Selected readings in fiction, poetry, and drama introduce the student to literary types and techniques. These readings provide a basis for collegiate-level discussion, analysis, and the development of critical judgment. Building on the communications and research skills from earlier courses in the sequence, this course emphasizes continued practice in writing, and students complete a documented research paper using primary and secondary sources as one of the course writing assignments. Discussions and oral presentations based on assigned literature support the overall goal of the sequence: to enhance the advancement of the students, first academically and then professionally (Prerequisite: ENG114).
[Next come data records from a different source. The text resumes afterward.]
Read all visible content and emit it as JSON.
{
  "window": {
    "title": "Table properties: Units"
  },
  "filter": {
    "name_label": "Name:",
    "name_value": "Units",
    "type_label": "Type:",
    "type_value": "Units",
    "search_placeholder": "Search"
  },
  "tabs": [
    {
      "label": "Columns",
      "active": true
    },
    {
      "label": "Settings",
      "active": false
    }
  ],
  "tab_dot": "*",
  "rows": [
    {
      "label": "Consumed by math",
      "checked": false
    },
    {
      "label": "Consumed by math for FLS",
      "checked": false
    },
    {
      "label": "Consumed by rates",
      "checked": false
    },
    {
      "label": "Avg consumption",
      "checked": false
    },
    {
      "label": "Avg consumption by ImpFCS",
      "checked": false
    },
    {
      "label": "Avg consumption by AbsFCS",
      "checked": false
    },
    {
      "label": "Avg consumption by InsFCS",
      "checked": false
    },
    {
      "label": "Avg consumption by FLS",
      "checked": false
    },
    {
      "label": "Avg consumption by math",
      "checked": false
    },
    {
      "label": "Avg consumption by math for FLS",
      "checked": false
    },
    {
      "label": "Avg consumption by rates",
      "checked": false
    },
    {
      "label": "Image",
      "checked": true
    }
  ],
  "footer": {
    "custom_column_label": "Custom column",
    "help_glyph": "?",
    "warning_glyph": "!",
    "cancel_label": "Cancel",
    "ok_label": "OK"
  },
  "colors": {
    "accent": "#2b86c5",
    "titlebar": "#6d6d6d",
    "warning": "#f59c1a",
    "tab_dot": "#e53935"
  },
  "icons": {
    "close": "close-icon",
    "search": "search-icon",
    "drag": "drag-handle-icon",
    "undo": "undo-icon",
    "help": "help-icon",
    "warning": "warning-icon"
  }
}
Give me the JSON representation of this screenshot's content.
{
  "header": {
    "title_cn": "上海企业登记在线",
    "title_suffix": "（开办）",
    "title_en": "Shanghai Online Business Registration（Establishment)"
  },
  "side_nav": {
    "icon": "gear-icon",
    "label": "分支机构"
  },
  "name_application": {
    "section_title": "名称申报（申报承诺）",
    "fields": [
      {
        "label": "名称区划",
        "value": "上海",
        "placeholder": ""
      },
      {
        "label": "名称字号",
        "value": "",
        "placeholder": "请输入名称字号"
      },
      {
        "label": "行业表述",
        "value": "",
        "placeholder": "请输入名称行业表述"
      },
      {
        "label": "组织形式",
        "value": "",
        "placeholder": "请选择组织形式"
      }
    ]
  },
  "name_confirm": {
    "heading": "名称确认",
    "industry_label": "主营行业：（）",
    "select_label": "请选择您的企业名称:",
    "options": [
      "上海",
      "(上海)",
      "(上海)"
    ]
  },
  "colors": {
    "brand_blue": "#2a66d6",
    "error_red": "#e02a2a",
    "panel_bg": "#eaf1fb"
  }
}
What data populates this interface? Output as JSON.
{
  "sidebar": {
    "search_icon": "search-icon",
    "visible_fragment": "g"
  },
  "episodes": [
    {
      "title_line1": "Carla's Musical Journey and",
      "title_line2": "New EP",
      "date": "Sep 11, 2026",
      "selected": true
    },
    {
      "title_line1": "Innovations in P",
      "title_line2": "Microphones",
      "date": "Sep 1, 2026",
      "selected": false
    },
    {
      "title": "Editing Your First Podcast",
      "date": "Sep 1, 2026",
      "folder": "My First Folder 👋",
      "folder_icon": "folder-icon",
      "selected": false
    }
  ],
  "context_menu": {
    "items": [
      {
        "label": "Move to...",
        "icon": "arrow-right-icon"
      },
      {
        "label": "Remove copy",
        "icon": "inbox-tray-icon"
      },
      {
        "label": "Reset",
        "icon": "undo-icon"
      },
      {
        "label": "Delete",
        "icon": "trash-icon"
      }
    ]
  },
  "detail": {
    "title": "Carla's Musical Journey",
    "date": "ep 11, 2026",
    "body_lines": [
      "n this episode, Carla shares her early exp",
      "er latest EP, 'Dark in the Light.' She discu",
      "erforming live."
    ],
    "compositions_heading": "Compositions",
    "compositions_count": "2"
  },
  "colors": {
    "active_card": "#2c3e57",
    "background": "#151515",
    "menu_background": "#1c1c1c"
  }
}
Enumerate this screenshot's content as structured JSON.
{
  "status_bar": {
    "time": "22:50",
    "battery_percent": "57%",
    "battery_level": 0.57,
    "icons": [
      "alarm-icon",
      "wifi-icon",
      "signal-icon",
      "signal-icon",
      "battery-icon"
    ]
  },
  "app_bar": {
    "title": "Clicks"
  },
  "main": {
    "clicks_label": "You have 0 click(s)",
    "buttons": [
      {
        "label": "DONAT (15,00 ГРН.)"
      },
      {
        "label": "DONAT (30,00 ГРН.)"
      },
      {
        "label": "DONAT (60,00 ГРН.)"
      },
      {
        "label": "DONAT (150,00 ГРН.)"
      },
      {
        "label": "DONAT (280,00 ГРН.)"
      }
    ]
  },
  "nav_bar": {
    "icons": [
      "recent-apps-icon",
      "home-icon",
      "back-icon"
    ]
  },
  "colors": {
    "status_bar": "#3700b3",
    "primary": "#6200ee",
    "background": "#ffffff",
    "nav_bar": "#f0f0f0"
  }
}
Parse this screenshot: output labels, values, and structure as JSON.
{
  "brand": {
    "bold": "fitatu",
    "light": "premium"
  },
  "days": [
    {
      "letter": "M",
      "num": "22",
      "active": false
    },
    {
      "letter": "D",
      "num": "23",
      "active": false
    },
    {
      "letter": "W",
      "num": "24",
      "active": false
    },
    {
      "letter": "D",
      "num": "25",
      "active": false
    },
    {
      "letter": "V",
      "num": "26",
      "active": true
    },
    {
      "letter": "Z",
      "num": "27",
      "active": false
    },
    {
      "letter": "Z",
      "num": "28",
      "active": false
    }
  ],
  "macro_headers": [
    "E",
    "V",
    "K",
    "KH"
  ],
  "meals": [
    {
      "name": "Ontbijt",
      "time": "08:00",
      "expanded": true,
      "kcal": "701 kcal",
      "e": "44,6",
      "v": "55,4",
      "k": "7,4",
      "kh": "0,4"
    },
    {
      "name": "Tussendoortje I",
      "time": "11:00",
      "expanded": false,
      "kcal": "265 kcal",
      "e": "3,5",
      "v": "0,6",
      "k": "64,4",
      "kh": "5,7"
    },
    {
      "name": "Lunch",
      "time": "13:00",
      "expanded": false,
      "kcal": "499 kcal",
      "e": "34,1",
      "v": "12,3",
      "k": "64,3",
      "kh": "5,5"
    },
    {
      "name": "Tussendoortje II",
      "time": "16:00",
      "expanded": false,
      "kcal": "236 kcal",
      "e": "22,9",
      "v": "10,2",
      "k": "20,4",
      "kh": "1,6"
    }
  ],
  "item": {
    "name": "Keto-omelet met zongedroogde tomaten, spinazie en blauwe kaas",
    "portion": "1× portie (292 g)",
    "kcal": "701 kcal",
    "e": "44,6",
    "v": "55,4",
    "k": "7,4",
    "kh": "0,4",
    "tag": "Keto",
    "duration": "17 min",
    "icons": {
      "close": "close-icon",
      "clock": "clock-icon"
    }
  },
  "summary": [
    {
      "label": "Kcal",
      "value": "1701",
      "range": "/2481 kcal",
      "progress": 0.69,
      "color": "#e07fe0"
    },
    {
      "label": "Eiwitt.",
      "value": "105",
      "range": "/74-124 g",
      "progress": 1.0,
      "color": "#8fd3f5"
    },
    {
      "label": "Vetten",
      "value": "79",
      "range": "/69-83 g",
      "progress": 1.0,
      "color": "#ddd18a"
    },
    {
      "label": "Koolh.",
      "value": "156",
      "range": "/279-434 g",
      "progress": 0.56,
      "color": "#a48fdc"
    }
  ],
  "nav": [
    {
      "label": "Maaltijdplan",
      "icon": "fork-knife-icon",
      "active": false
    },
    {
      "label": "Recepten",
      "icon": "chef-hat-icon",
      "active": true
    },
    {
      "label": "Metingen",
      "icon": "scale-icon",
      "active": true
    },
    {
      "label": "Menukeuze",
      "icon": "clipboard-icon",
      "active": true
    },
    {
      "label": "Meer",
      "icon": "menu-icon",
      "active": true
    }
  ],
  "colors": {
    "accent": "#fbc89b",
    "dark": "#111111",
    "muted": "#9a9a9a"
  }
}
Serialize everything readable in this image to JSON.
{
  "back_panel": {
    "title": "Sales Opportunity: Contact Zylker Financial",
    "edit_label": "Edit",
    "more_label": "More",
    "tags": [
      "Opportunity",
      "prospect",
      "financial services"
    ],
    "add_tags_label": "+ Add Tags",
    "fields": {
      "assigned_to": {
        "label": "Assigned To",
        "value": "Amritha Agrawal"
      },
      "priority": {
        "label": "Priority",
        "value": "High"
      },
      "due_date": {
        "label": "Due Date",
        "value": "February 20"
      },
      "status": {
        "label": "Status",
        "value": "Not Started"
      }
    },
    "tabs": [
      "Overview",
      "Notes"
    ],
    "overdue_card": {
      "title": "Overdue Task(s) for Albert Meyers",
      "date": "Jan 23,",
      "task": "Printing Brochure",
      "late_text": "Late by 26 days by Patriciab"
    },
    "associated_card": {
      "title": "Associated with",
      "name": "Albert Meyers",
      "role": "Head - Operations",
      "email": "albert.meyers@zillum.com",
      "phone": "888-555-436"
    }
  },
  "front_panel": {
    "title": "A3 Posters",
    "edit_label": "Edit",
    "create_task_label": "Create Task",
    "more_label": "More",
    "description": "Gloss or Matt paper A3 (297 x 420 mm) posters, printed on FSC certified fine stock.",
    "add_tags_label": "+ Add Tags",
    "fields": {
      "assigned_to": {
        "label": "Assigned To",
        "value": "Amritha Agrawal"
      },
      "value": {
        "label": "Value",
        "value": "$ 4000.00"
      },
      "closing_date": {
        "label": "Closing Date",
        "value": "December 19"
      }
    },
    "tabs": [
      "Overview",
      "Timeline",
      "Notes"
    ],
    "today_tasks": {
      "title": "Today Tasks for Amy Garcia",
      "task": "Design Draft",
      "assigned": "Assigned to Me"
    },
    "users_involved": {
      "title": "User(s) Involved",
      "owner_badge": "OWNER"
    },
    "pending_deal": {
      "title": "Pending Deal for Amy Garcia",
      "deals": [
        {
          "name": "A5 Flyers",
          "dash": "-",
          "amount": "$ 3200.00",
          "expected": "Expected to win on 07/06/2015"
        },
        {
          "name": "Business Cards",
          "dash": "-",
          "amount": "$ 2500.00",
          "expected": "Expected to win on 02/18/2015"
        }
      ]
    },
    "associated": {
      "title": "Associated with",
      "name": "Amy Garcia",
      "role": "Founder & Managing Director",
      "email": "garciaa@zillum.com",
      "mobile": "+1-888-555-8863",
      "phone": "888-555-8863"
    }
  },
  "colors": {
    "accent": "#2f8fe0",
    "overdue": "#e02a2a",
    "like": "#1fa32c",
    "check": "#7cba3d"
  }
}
ENG210 Children's Literature 3

This course provides the opportunity to study literary concepts and purposes in writings designed primarily for, but not confined to, young minds. The heritage of children's literature is considered in relation to selected representative works, both traditional and recent. Also considered are the uses, presentation, and critical evaluation of children's literature from a multi-cultural, nonsexist and international perspective. This course addresses English standards for teachers in early childhood and elementary education: children's and young adult literature, genres, literary elements, and literary techniques (Prerequisite: ENG 134 Offered in the spring semester).

LAR499 Liberal Studies Internship 6  
PSY101 Introduction to Psychology 1 3

This course provides a basic foundation in psychology by introducing numerous psychological perspectives as explanations for human behavior and mental processes. Basic neurophysiology, consciousness, learning, personality theories, psychological disorders, and current interventions are discussed. This course is a prerequisite for all other psychology courses.

PSY205 Child Development 3

This course is a study of developmental changes from birth through 12 years old. Prenatal and neonatal issues are also discussed. Physical, emotional, social, and cognitive growth are explored at each age. The dominant theories of development are examined, as well as contemporary issues relating to childhood and parenting (Prerequisite: PSY101, offered in the spring semester only).

SOC100 Principles of Sociology 3

This course introduces students to the major concepts and methods of sociology. Emphasis will be on the components of culture, the structure and institutions of society, the elements of social organization and differentiation, and sociological approaches to the analysis of groups.

WEL100 Women as Empowered Learners & Leaders 3

Women as Empowered Learners and Leaders is an interdisciplinary course, designed to give all students entering Bay Path University a common experience and foundation for their education. This course is an introduction to the University, to academic study, and to various approaches to thinking about personal potential, to understand the process of becoming a learner, and a leader, and composing a life, to appreciate beauty, and work actively toward establishing community and justice in the context of being a woman at the beginning of the 21st century.

WEL310 Strategies for Career & Personal Growth 1

(This course is graded Pass/Fail.) In their junior year before the opening of the spring semester, baccalaureate degree students will be offered a special opportunity to learn up-to-date information about the current work world in an intensive two-and-a-half-day workshop format. Students will meet successful professionals who will discuss the challenges and opportunities of their respective fields and help students prepare for interviews as well as learn how to navigate the early stages of their new careers.

WEL400 WELL in Practice 3

By WEL400, you will be ready to blend all the skills you have learned during the WELL program—leadership, critical thinking, research, writing, analysis, and public presentation—with a community service project. Empathy, respect, and tolerance are the core human values that are stressed. It’s what every good leader needs to confidently show the way.

XXXXXX General Electives 10  
XXXXXX Global Requirements 6

(Prerequisites: EDU110 & EDU250)

XXXXXX Healthy Living Elective 1  
XXXXXX Lab Science Elective 4  
XXXXXX Mathematics Elective 3  
XXXXXX English Elective 3  
XXXXXX History Electives 6  
XXXXXX Language Electives 6  
XXXXXX Science Elective 4  
XXXXXX Liberal Arts Electives 9